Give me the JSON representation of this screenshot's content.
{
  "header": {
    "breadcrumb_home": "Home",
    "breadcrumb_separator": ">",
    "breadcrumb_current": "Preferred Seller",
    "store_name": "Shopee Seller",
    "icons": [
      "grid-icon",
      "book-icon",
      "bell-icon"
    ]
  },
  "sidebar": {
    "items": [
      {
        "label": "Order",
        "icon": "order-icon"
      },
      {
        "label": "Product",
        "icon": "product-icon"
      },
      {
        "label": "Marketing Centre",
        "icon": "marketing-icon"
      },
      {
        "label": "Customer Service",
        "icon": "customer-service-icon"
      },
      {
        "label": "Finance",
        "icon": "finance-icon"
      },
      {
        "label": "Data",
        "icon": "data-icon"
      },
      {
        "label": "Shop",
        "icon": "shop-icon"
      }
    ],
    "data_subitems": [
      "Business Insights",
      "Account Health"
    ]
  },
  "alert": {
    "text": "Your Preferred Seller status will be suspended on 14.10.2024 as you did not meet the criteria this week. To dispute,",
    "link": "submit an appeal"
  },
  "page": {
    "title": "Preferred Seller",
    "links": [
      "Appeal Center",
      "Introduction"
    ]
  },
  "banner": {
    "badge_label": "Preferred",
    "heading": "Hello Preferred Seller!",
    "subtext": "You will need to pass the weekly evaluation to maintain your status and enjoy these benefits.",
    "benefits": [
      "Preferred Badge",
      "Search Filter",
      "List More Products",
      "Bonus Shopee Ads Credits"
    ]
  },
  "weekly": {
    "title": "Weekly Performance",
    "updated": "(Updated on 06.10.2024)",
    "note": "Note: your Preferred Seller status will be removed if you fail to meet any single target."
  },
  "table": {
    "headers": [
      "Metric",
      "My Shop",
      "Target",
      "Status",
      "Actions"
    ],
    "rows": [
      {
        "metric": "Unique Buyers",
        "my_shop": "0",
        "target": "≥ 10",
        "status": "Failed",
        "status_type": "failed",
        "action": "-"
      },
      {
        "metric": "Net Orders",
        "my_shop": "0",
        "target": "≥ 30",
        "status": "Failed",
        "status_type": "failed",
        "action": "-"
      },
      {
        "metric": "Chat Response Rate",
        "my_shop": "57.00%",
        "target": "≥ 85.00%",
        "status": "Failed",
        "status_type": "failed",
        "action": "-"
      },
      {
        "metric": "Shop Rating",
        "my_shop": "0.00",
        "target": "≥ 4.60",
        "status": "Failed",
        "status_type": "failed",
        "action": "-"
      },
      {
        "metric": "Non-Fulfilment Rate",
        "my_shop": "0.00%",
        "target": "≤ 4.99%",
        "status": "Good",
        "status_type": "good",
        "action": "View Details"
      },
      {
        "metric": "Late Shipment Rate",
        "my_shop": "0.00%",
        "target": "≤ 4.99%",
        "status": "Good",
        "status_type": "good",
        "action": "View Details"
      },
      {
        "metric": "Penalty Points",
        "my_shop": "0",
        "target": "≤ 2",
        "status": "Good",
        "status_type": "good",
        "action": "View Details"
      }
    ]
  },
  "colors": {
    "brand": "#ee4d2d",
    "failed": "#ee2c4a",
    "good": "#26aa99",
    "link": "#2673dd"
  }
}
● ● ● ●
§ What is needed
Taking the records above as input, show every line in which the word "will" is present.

§ Finished task
    "text": "Your Preferred Seller status will be suspended on 14.10.2024 as you did not meet the criteria this week. To dispute,",
    "subtext": "You will need to pass the weekly evaluation to maintain your status and enjoy these benefits.",
    "note": "Note: your Preferred Seller status will be removed if you fail to meet any single target."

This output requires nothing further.